I was in the midst of a much-needed Spring cleaning of my home office when I stumbled across a true relic: a book called, “F’d Companies: Spectacular dot-com flameouts.” The book was published in 2002 by someone named Philip J. Kaplan.
I wouldn’t waste your time (or mine) except the handbook included a particularly nasty review of a one-time Peppercomm client called Quepasa.com. It also triggered an of-the-moment cautionary tale I thought might be educational (stay tuned). In his magnus opus, Kaplan skewered QuePasa.com, which he described as “…a portal and community site for Spanish speakers.” And that it was.
And, as was the case with about 45 or so other dotcoms we represented, Que Pasa paid us northwards of $40k per month to issue a press release a day to incite market interest. And it worked.
Que Pasa raised a staggering $68 million in their IPO.
But as Kaplan pointed out, Que Pasa offered “…free e-mail, news feeds, even chat rooms!” and, as he added: “….just about everything you needed $15 and a free Geocities website to accomplish.”
Ouch! Needless to say, when the technology bubble burst in April of 2000, Que Pasa said adios amigos to the business world.
Fast forward to today: start-ups are back in a big way and popping up more often than yet another laughably absurd Qanon conspiracy theory.
And truth be told, I fell prey to the very same circa 1999 dot-com double talk that a travel insurance start-up recently laid upon me.
The 2021 “version” put us on a microscopic retainer, but “promised” they’d raise massive amounts of money in their second round of funding and immediately increase the fee to $20k per month.
They never raised the money.
Instead they sent one of those classic “Dear Agency” e-mails in which the CMO stated in an impassive, impersonal note that “…..moving forward, we’ll be handling social, media and influencer relations in-house.”
I was tempted to respond by asking, “Que Pasa?”
Alas they would ‘t understand the inside joke and I was too busy kicking myself for believing the same faux hype I’d heard 20 years ago.
So, caveat PR agency owner: Many of today’s start-ups aren’t very different than their dotcom predecessors.

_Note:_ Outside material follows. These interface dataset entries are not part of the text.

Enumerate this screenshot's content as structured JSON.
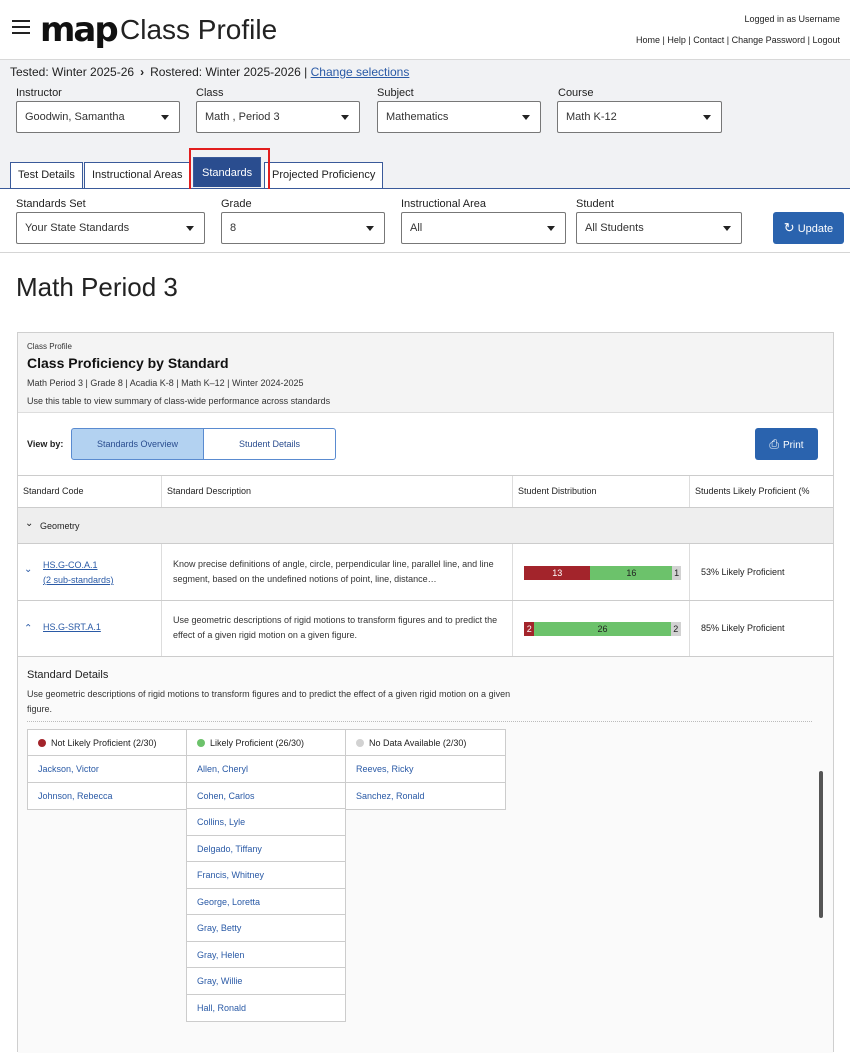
{
  "app": {
    "logo": "map",
    "title": "Class Profile"
  },
  "header": {
    "logged_in": "Logged in as Username",
    "links": [
      "Home",
      "Help",
      "Contact",
      "Change Password",
      "Logout"
    ]
  },
  "selection": {
    "tested": "Tested: Winter 2025-26",
    "rostered": "Rostered: Winter 2025-2026",
    "change_link": "Change selections"
  },
  "filters_top": {
    "instructor": {
      "label": "Instructor",
      "value": "Goodwin, Samantha"
    },
    "class": {
      "label": "Class",
      "value": "Math , Period 3"
    },
    "subject": {
      "label": "Subject",
      "value": "Mathematics"
    },
    "course": {
      "label": "Course",
      "value": "Math K-12"
    }
  },
  "tabs": [
    "Test Details",
    "Instructional Areas",
    "Standards",
    "Projected Proficiency"
  ],
  "active_tab": "Standards",
  "filters_standards": {
    "standards_set": {
      "label": "Standards Set",
      "value": "Your State Standards"
    },
    "grade": {
      "label": "Grade",
      "value": "8"
    },
    "instructional_area": {
      "label": "Instructional Area",
      "value": "All"
    },
    "student": {
      "label": "Student",
      "value": "All Students"
    },
    "update_label": "Update"
  },
  "class_title": "Math Period 3",
  "panel": {
    "supertitle": "Class Profile",
    "title": "Class Proficiency by Standard",
    "meta": "Math Period 3 | Grade 8 | Acadia K-8 | Math K–12 | Winter 2024-2025",
    "description": "Use this table to view summary of class-wide performance across standards",
    "view_by": "View by:",
    "views": [
      "Standards Overview",
      "Student Details"
    ],
    "print_label": "Print",
    "columns": [
      "Standard Code",
      "Standard Description",
      "Student Distribution",
      "Students Likely Proficient (%"
    ],
    "group": "Geometry",
    "rows": [
      {
        "code": "HS.G-CO.A.1",
        "sub": "(2 sub-standards)",
        "description": "Know precise definitions of angle, circle, perpendicular line, parallel line, and line segment, based on the undefined notions of point, line, distance…",
        "not_likely": 13,
        "likely": 16,
        "no_data": 1,
        "likely_text": "53% Likely Proficient"
      },
      {
        "code": "HS.G-SRT.A.1",
        "sub": "",
        "description": "Use geometric descriptions of rigid motions to transform figures and to predict the effect of a given rigid motion on a given figure.",
        "not_likely": 2,
        "likely": 26,
        "no_data": 2,
        "likely_text": "85% Likely Proficient"
      }
    ],
    "details": {
      "title": "Standard Details",
      "text": "Use geometric descriptions of rigid motions to transform figures and to predict the effect of a given rigid motion on a given figure.",
      "not_likely_head": "Not Likely Proficient (2/30)",
      "likely_head": "Likely Proficient (26/30)",
      "no_data_head": "No Data Available (2/30)",
      "not_likely": [
        "Jackson, Victor",
        "Johnson, Rebecca"
      ],
      "likely": [
        "Allen, Cheryl",
        "Cohen, Carlos",
        "Collins, Lyle",
        "Delgado, Tiffany",
        "Francis, Whitney",
        "George, Loretta",
        "Gray, Betty",
        "Gray, Helen",
        "Gray, Willie",
        "Hall, Ronald"
      ],
      "no_data": [
        "Reeves, Ricky",
        "Sanchez, Ronald"
      ]
    }
  },
  "colors": {
    "not_likely": "#a3242b",
    "likely": "#6cc26b",
    "no_data": "#d2d2d2",
    "primary": "#2a63ae",
    "highlight": "#e21e1e"
  }
}
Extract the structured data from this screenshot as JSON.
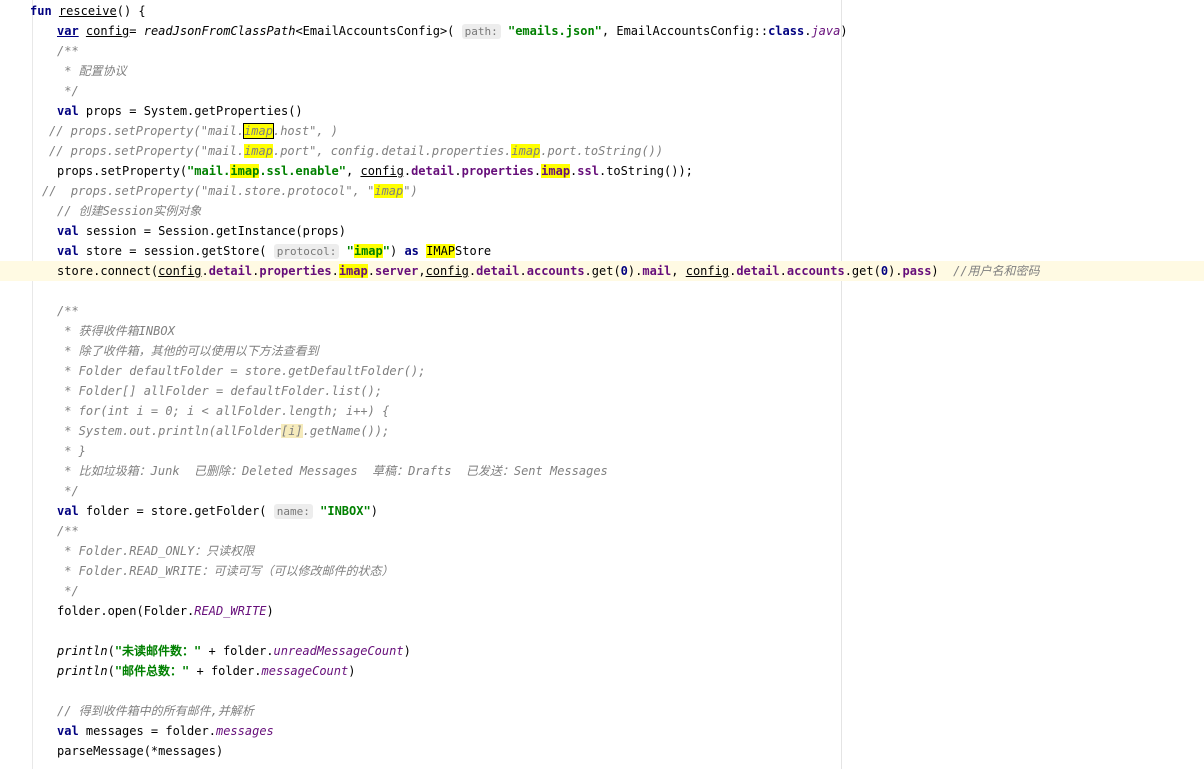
{
  "editor": {
    "lines": [
      {
        "indent": 30,
        "segs": [
          {
            "t": "fun",
            "c": "kw"
          },
          {
            "t": " "
          },
          {
            "t": "resceive",
            "c": "ul"
          },
          {
            "t": "() {"
          }
        ]
      },
      {
        "indent": 57,
        "segs": [
          {
            "t": "var",
            "c": "kw ul"
          },
          {
            "t": " "
          },
          {
            "t": "config",
            "c": "ul"
          },
          {
            "t": "= "
          },
          {
            "t": "readJsonFromClassPath",
            "c": "it"
          },
          {
            "t": "<EmailAccountsConfig>( "
          },
          {
            "t": "path:",
            "c": "hint"
          },
          {
            "t": " "
          },
          {
            "t": "\"emails.json\"",
            "c": "str"
          },
          {
            "t": ", EmailAccountsConfig::"
          },
          {
            "t": "class",
            "c": "kw"
          },
          {
            "t": "."
          },
          {
            "t": "java",
            "c": "sfld"
          },
          {
            "t": ")"
          }
        ]
      },
      {
        "indent": 57,
        "segs": [
          {
            "t": "/**",
            "c": "cmt"
          }
        ]
      },
      {
        "indent": 57,
        "segs": [
          {
            "t": " * 配置协议",
            "c": "cmt"
          }
        ]
      },
      {
        "indent": 57,
        "segs": [
          {
            "t": " */",
            "c": "cmt"
          }
        ]
      },
      {
        "indent": 57,
        "segs": [
          {
            "t": "val",
            "c": "kw"
          },
          {
            "t": " props = System.getProperties()"
          }
        ]
      },
      {
        "indent": 49,
        "segs": [
          {
            "t": "// props.setProperty(\"mail.",
            "c": "cmt"
          },
          {
            "t": "imap",
            "c": "cmt hlbox"
          },
          {
            "t": ".host\", )",
            "c": "cmt"
          }
        ]
      },
      {
        "indent": 49,
        "segs": [
          {
            "t": "// props.setProperty(\"mail.",
            "c": "cmt"
          },
          {
            "t": "imap",
            "c": "cmt hl"
          },
          {
            "t": ".port\", config.detail.properties.",
            "c": "cmt"
          },
          {
            "t": "imap",
            "c": "cmt hl"
          },
          {
            "t": ".port.toString())",
            "c": "cmt"
          }
        ]
      },
      {
        "indent": 57,
        "segs": [
          {
            "t": "props.setProperty("
          },
          {
            "t": "\"mail.",
            "c": "str"
          },
          {
            "t": "imap",
            "c": "str hl"
          },
          {
            "t": ".ssl.enable\"",
            "c": "str"
          },
          {
            "t": ", "
          },
          {
            "t": "config",
            "c": "ul"
          },
          {
            "t": "."
          },
          {
            "t": "detail",
            "c": "fld"
          },
          {
            "t": "."
          },
          {
            "t": "properties",
            "c": "fld"
          },
          {
            "t": "."
          },
          {
            "t": "imap",
            "c": "fld hl"
          },
          {
            "t": "."
          },
          {
            "t": "ssl",
            "c": "fld"
          },
          {
            "t": ".toString());"
          }
        ]
      },
      {
        "indent": 42,
        "segs": [
          {
            "t": "//  props.setProperty(\"mail.store.protocol\", \"",
            "c": "cmt"
          },
          {
            "t": "imap",
            "c": "cmt hl"
          },
          {
            "t": "\")",
            "c": "cmt"
          }
        ]
      },
      {
        "indent": 57,
        "segs": [
          {
            "t": "// 创建Session实例对象",
            "c": "cmt"
          }
        ]
      },
      {
        "indent": 57,
        "segs": [
          {
            "t": "val",
            "c": "kw"
          },
          {
            "t": " session = Session.getInstance(props)"
          }
        ]
      },
      {
        "indent": 57,
        "segs": [
          {
            "t": "val",
            "c": "kw"
          },
          {
            "t": " store = session.getStore( "
          },
          {
            "t": "protocol:",
            "c": "hint"
          },
          {
            "t": " "
          },
          {
            "t": "\"",
            "c": "str"
          },
          {
            "t": "imap",
            "c": "str hl"
          },
          {
            "t": "\"",
            "c": "str"
          },
          {
            "t": ") "
          },
          {
            "t": "as",
            "c": "kw"
          },
          {
            "t": " "
          },
          {
            "t": "IMAP",
            "c": "hl"
          },
          {
            "t": "Store"
          }
        ]
      },
      {
        "indent": 57,
        "segs": [
          {
            "t": "store.connect("
          },
          {
            "t": "config",
            "c": "ul"
          },
          {
            "t": "."
          },
          {
            "t": "detail",
            "c": "fld"
          },
          {
            "t": "."
          },
          {
            "t": "properties",
            "c": "fld"
          },
          {
            "t": "."
          },
          {
            "t": "imap",
            "c": "fld hl"
          },
          {
            "t": "."
          },
          {
            "t": "server",
            "c": "fld"
          },
          {
            "t": ","
          },
          {
            "t": "config",
            "c": "ul"
          },
          {
            "t": "."
          },
          {
            "t": "detail",
            "c": "fld"
          },
          {
            "t": "."
          },
          {
            "t": "accounts",
            "c": "fld"
          },
          {
            "t": ".get("
          },
          {
            "t": "0",
            "c": "kw"
          },
          {
            "t": ")."
          },
          {
            "t": "mail",
            "c": "fld"
          },
          {
            "t": ", "
          },
          {
            "t": "config",
            "c": "ul"
          },
          {
            "t": "."
          },
          {
            "t": "detail",
            "c": "fld"
          },
          {
            "t": "."
          },
          {
            "t": "accounts",
            "c": "fld"
          },
          {
            "t": ".get("
          },
          {
            "t": "0",
            "c": "kw"
          },
          {
            "t": ")."
          },
          {
            "t": "pass",
            "c": "fld"
          },
          {
            "t": ")  "
          },
          {
            "t": "//用户名和密码",
            "c": "cmt"
          }
        ]
      },
      {
        "indent": 57,
        "segs": []
      },
      {
        "indent": 57,
        "segs": [
          {
            "t": "/**",
            "c": "cmt"
          }
        ]
      },
      {
        "indent": 57,
        "segs": [
          {
            "t": " * 获得收件箱INBOX",
            "c": "cmt"
          }
        ]
      },
      {
        "indent": 57,
        "segs": [
          {
            "t": " * 除了收件箱，其他的可以使用以下方法查看到",
            "c": "cmt"
          }
        ]
      },
      {
        "indent": 57,
        "segs": [
          {
            "t": " * Folder defaultFolder = store.getDefaultFolder();",
            "c": "cmt"
          }
        ]
      },
      {
        "indent": 57,
        "segs": [
          {
            "t": " * Folder[] allFolder = defaultFolder.list();",
            "c": "cmt"
          }
        ]
      },
      {
        "indent": 57,
        "segs": [
          {
            "t": " * for(int i = 0; i < allFolder.length; i++) {",
            "c": "cmt"
          }
        ]
      },
      {
        "indent": 57,
        "segs": [
          {
            "t": " * System.out.println(allFolder",
            "c": "cmt"
          },
          {
            "t": "[i]",
            "c": "cmt warn"
          },
          {
            "t": ".getName());",
            "c": "cmt"
          }
        ]
      },
      {
        "indent": 57,
        "segs": [
          {
            "t": " * }",
            "c": "cmt"
          }
        ]
      },
      {
        "indent": 57,
        "segs": [
          {
            "t": " * 比如垃圾箱：Junk  已删除：Deleted Messages  草稿：Drafts  已发送：Sent Messages",
            "c": "cmt"
          }
        ]
      },
      {
        "indent": 57,
        "segs": [
          {
            "t": " */",
            "c": "cmt"
          }
        ]
      },
      {
        "indent": 57,
        "segs": [
          {
            "t": "val",
            "c": "kw"
          },
          {
            "t": " folder = store.getFolder( "
          },
          {
            "t": "name:",
            "c": "hint"
          },
          {
            "t": " "
          },
          {
            "t": "\"INBOX\"",
            "c": "str"
          },
          {
            "t": ")"
          }
        ]
      },
      {
        "indent": 57,
        "segs": [
          {
            "t": "/**",
            "c": "cmt"
          }
        ]
      },
      {
        "indent": 57,
        "segs": [
          {
            "t": " * Folder.READ_ONLY：只读权限",
            "c": "cmt"
          }
        ]
      },
      {
        "indent": 57,
        "segs": [
          {
            "t": " * Folder.READ_WRITE：可读可写（可以修改邮件的状态）",
            "c": "cmt"
          }
        ]
      },
      {
        "indent": 57,
        "segs": [
          {
            "t": " */",
            "c": "cmt"
          }
        ]
      },
      {
        "indent": 57,
        "segs": [
          {
            "t": "folder.open(Folder."
          },
          {
            "t": "READ_WRITE",
            "c": "sfld"
          },
          {
            "t": ")"
          }
        ]
      },
      {
        "indent": 57,
        "segs": []
      },
      {
        "indent": 57,
        "segs": [
          {
            "t": "println",
            "c": "it"
          },
          {
            "t": "("
          },
          {
            "t": "\"未读邮件数：\"",
            "c": "str"
          },
          {
            "t": " + folder."
          },
          {
            "t": "unreadMessageCount",
            "c": "sfld"
          },
          {
            "t": ")"
          }
        ]
      },
      {
        "indent": 57,
        "segs": [
          {
            "t": "println",
            "c": "it"
          },
          {
            "t": "("
          },
          {
            "t": "\"邮件总数：\"",
            "c": "str"
          },
          {
            "t": " + folder."
          },
          {
            "t": "messageCount",
            "c": "sfld"
          },
          {
            "t": ")"
          }
        ]
      },
      {
        "indent": 57,
        "segs": []
      },
      {
        "indent": 57,
        "segs": [
          {
            "t": "// 得到收件箱中的所有邮件,并解析",
            "c": "cmt"
          }
        ]
      },
      {
        "indent": 57,
        "segs": [
          {
            "t": "val",
            "c": "kw"
          },
          {
            "t": " messages = folder."
          },
          {
            "t": "messages",
            "c": "sfld"
          }
        ]
      },
      {
        "indent": 57,
        "segs": [
          {
            "t": "parseMessage(*messages)"
          }
        ]
      }
    ]
  }
}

Kick the tires. Be sure they do indeed have funding and, whatever you do, don’t buy into the lie that “…once second-round funding comes in, we’ll dramatically increase your fee.”
Trust me, you will NOT enjoy reading a Philip Kaplan follow-up. The inaugural was chock full of truly offensive, misogynistic and F-bomb laced prose.
And if there’s anything I despise, it’s an individual (or a firm) using the F bomb for pure shock value.